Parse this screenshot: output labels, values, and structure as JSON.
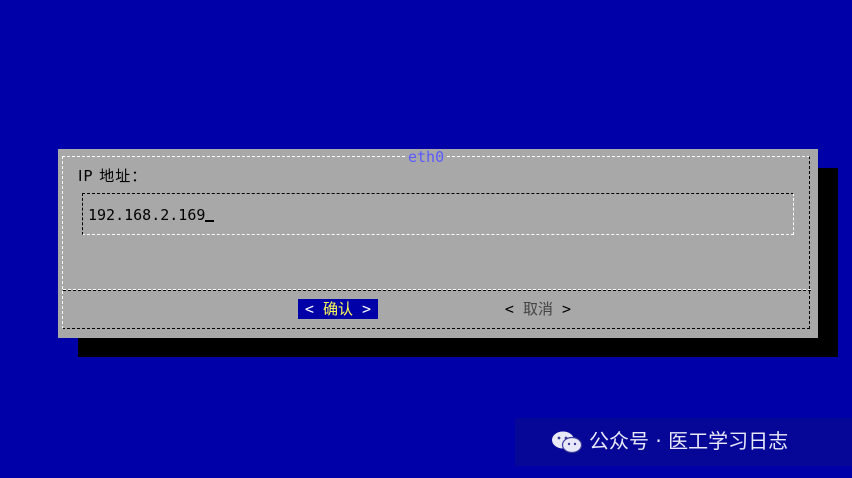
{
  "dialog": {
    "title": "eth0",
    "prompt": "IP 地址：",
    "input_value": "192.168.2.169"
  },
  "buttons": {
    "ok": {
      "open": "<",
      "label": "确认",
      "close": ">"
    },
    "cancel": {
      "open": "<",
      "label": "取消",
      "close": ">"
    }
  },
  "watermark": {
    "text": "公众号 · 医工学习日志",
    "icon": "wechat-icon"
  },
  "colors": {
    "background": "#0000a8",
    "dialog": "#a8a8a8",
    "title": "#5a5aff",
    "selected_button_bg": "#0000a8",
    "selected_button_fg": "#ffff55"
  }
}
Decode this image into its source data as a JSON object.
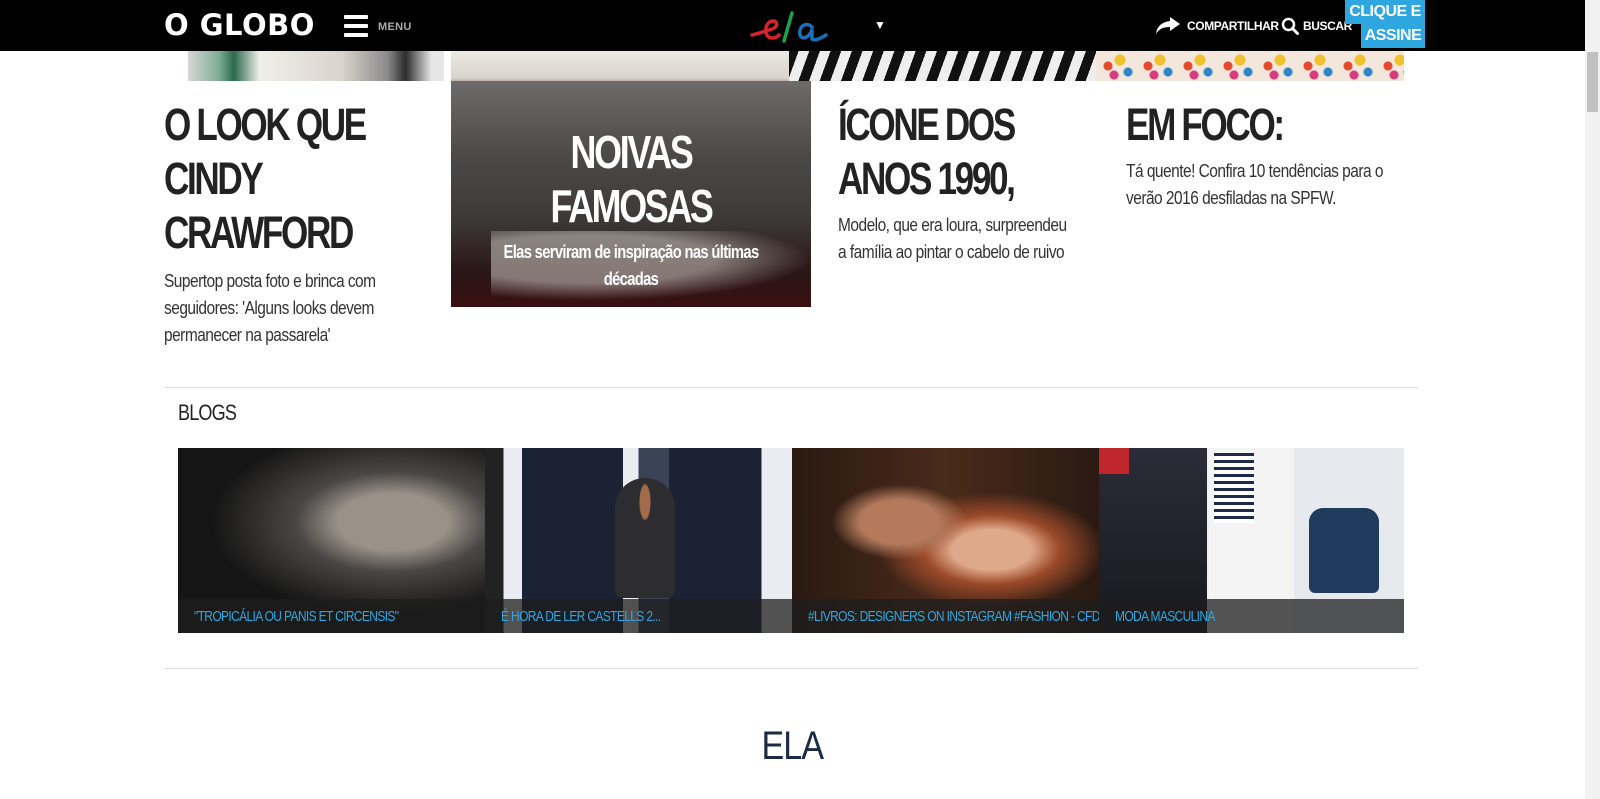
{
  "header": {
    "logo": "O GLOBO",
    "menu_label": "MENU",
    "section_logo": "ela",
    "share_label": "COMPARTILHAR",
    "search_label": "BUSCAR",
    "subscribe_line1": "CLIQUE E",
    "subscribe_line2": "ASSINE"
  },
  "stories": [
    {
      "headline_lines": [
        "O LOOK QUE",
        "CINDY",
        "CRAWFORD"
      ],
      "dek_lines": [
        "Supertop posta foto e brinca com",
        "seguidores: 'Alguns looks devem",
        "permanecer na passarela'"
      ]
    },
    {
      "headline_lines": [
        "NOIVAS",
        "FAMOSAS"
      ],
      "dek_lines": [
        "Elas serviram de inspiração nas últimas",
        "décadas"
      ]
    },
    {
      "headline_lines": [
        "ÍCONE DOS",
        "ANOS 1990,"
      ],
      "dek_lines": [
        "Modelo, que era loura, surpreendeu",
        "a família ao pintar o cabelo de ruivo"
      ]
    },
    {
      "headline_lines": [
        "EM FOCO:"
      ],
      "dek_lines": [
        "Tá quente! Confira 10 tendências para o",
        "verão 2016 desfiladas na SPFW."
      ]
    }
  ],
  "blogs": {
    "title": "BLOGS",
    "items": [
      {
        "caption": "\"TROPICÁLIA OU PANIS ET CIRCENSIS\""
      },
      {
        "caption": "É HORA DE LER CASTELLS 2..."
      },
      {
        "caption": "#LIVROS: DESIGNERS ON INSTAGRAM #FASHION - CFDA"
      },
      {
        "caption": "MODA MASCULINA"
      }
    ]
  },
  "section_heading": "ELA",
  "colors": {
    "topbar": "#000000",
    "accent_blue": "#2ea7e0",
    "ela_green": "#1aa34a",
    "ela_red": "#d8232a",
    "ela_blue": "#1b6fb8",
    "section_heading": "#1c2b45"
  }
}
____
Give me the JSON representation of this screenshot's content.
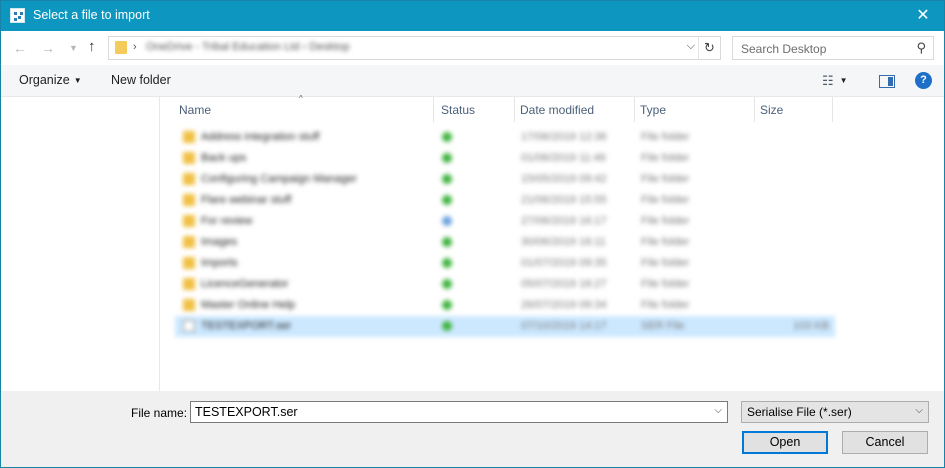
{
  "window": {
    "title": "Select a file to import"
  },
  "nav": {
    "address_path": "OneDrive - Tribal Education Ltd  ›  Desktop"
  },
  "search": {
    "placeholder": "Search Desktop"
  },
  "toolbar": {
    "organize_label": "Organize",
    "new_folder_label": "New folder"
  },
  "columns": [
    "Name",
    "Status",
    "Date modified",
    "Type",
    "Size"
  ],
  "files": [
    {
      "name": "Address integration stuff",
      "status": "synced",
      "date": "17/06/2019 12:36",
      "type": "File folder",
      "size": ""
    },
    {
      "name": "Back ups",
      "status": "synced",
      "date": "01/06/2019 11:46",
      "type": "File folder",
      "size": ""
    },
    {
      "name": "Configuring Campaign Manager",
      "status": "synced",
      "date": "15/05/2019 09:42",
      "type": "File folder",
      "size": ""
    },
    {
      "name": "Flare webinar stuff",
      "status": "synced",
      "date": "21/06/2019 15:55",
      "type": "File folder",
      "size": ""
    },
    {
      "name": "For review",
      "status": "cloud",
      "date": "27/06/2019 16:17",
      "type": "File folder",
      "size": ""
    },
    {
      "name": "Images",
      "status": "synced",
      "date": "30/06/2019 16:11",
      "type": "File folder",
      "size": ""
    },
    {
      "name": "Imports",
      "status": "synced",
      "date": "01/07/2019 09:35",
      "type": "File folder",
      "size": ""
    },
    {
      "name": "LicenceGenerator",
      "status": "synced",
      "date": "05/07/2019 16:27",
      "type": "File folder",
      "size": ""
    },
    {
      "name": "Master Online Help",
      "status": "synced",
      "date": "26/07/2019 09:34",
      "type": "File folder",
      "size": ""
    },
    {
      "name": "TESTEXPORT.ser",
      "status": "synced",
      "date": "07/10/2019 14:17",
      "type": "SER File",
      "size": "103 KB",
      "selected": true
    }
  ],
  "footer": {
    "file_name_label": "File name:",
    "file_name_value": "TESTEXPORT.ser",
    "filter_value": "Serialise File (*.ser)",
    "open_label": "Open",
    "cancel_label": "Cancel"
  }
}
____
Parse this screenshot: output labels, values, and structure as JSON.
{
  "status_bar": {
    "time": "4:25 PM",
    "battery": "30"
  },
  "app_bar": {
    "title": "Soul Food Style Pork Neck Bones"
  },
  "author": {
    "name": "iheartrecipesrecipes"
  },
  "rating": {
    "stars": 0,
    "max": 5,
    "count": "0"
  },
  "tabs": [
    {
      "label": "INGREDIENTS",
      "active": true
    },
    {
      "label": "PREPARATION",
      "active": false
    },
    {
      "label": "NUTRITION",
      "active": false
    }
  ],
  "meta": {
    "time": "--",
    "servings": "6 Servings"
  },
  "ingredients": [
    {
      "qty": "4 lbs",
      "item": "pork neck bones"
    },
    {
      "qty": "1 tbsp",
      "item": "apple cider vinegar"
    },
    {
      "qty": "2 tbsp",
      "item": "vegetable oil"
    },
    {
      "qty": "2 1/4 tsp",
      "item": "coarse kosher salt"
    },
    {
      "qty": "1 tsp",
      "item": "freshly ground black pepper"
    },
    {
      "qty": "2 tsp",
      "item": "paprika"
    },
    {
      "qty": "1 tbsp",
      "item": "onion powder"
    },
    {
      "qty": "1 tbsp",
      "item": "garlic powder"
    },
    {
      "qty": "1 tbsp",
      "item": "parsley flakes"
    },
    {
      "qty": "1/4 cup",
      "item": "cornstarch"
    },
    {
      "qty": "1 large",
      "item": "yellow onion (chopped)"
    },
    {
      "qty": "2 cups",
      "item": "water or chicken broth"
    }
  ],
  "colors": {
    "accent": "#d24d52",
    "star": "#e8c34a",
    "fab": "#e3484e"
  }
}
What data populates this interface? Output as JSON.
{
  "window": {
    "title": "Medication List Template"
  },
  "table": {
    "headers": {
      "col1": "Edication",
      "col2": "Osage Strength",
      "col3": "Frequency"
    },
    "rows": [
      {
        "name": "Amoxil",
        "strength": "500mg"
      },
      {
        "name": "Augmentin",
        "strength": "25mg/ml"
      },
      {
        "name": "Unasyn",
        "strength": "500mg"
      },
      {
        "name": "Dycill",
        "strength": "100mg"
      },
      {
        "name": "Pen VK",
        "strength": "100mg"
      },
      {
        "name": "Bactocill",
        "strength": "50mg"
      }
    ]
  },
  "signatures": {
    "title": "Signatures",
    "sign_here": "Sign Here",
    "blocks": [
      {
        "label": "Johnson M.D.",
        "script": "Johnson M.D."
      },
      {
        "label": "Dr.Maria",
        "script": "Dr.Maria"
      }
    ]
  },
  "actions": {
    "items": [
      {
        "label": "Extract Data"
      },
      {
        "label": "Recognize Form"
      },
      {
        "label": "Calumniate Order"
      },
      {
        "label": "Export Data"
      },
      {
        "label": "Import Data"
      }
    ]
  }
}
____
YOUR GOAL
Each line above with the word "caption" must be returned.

TASK SOLUTION
        "caption": "\"TROPICÁLIA OU PANIS ET CIRCENSIS\""
        "caption": "É HORA DE LER CASTELLS 2..."
        "caption": "#LIVROS: DESIGNERS ON INSTAGRAM #FASHION - CFDA"
        "caption": "MODA MASCULINA"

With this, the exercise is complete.